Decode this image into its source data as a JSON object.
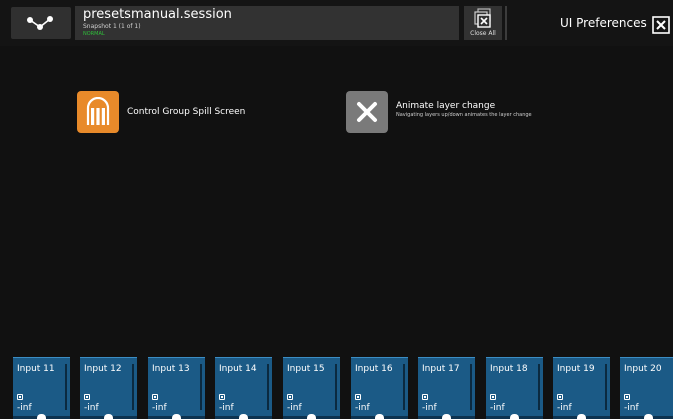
{
  "session": {
    "name": "presetsmanual.session",
    "snapshot": "Snapshot 1 (1 of 1)",
    "status": "NORMAL"
  },
  "toolbar": {
    "close_all_label": "Close All"
  },
  "page": {
    "title": "UI Preferences"
  },
  "preferences": [
    {
      "label": "Control Group Spill Screen",
      "description": "",
      "icon": "control-group-icon",
      "icon_color": "#e88a2a"
    },
    {
      "label": "Animate layer change",
      "description": "Navigating layers up/down animates the layer change",
      "icon": "close-x-icon",
      "icon_color": "#7a7a7a"
    }
  ],
  "channels": [
    {
      "name": "Input 11",
      "level": "-inf"
    },
    {
      "name": "Input 12",
      "level": "-inf"
    },
    {
      "name": "Input 13",
      "level": "-inf"
    },
    {
      "name": "Input 14",
      "level": "-inf"
    },
    {
      "name": "Input 15",
      "level": "-inf"
    },
    {
      "name": "Input 16",
      "level": "-inf"
    },
    {
      "name": "Input 17",
      "level": "-inf"
    },
    {
      "name": "Input 18",
      "level": "-inf"
    },
    {
      "name": "Input 19",
      "level": "-inf"
    },
    {
      "name": "Input 20",
      "level": "-inf"
    }
  ],
  "colors": {
    "channel": "#1b5a86",
    "status_green": "#2fbf3a",
    "accent_orange": "#e88a2a"
  }
}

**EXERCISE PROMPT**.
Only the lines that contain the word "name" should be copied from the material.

**SOLUTION TO THE PROBLEM**.
    "name": "presetsmanual.session",
      "name": "Input 11",
      "name": "Input 12",
      "name": "Input 13",
      "name": "Input 14",
      "name": "Input 15",
      "name": "Input 16",
      "name": "Input 17",
      "name": "Input 18",
      "name": "Input 19",
      "name": "Input 20",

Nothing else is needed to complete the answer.